• _Task_
Pictures are to be left out, and the rest of the records reproduced exactly.

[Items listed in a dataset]
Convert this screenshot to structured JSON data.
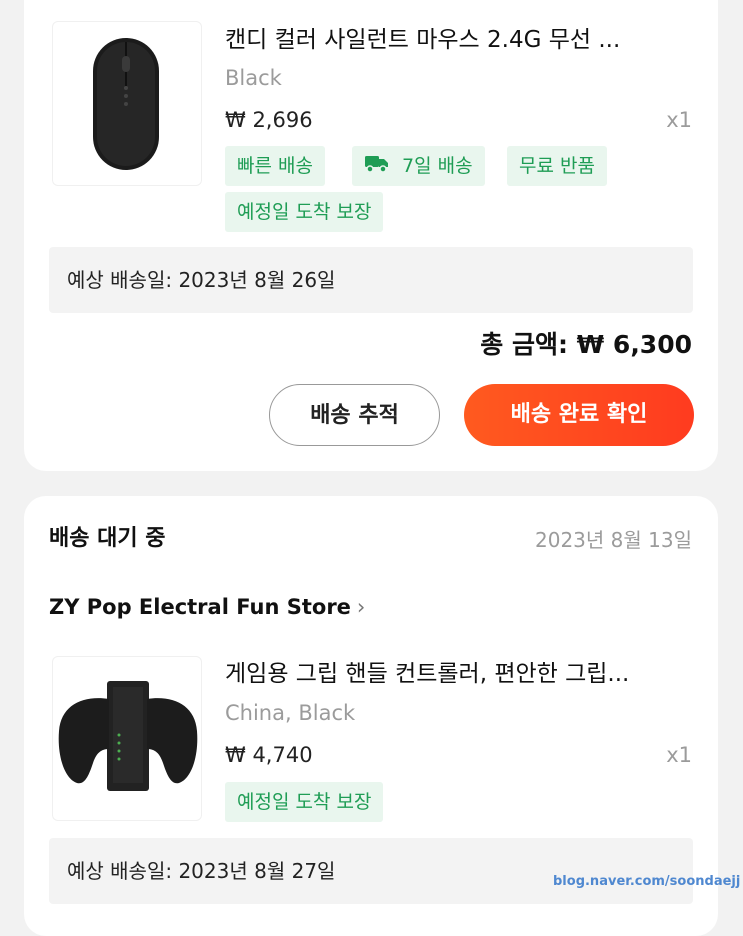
{
  "orders": [
    {
      "item": {
        "title": "캔디 컬러 사일런트 마우스 2.4G 무선 ...",
        "variant": "Black",
        "price": "₩ 2,696",
        "qty": "x1",
        "tags": [
          "빠른 배송",
          "7일 배송",
          "무료 반품",
          "예정일 도착 보장"
        ]
      },
      "delivery": "예상 배송일: 2023년 8월 26일",
      "total": "총 금액: ₩ 6,300",
      "buttons": {
        "track": "배송 추적",
        "confirm": "배송 완료 확인"
      }
    },
    {
      "status": "배송 대기 중",
      "date": "2023년 8월 13일",
      "store": "ZY Pop Electral Fun Store",
      "item": {
        "title": "게임용 그립 핸들 컨트롤러, 편안한 그립...",
        "variant": "China, Black",
        "price": "₩ 4,740",
        "qty": "x1",
        "tags": [
          "예정일 도착 보장"
        ]
      },
      "delivery": "예상 배송일: 2023년 8월 27일"
    }
  ],
  "watermark": "blog.naver.com/soondaejj",
  "colors": {
    "accent": "#ff4a1f",
    "tag_text": "#1f9d55",
    "tag_bg": "#e9f6ee"
  },
  "icons": [
    "truck-icon",
    "chevron-right-icon"
  ]
}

• _Written response_
Convert this screenshot to structured JSON data.
{
  "orders": [
    {
      "item": {
        "title": "캔디 컬러 사일런트 마우스 2.4G 무선 ...",
        "variant": "Black",
        "price": "₩ 2,696",
        "qty": "x1",
        "tags": [
          "빠른 배송",
          "7일 배송",
          "무료 반품",
          "예정일 도착 보장"
        ]
      },
      "delivery": "예상 배송일: 2023년 8월 26일",
      "total": "총 금액: ₩ 6,300",
      "buttons": {
        "track": "배송 추적",
        "confirm": "배송 완료 확인"
      }
    },
    {
      "status": "배송 대기 중",
      "date": "2023년 8월 13일",
      "store": "ZY Pop Electral Fun Store",
      "item": {
        "title": "게임용 그립 핸들 컨트롤러, 편안한 그립...",
        "variant": "China, Black",
        "price": "₩ 4,740",
        "qty": "x1",
        "tags": [
          "예정일 도착 보장"
        ]
      },
      "delivery": "예상 배송일: 2023년 8월 27일"
    }
  ],
  "watermark": "blog.naver.com/soondaejj",
  "colors": {
    "accent": "#ff4a1f",
    "tag_text": "#1f9d55",
    "tag_bg": "#e9f6ee"
  },
  "icons": [
    "truck-icon",
    "chevron-right-icon"
  ]
}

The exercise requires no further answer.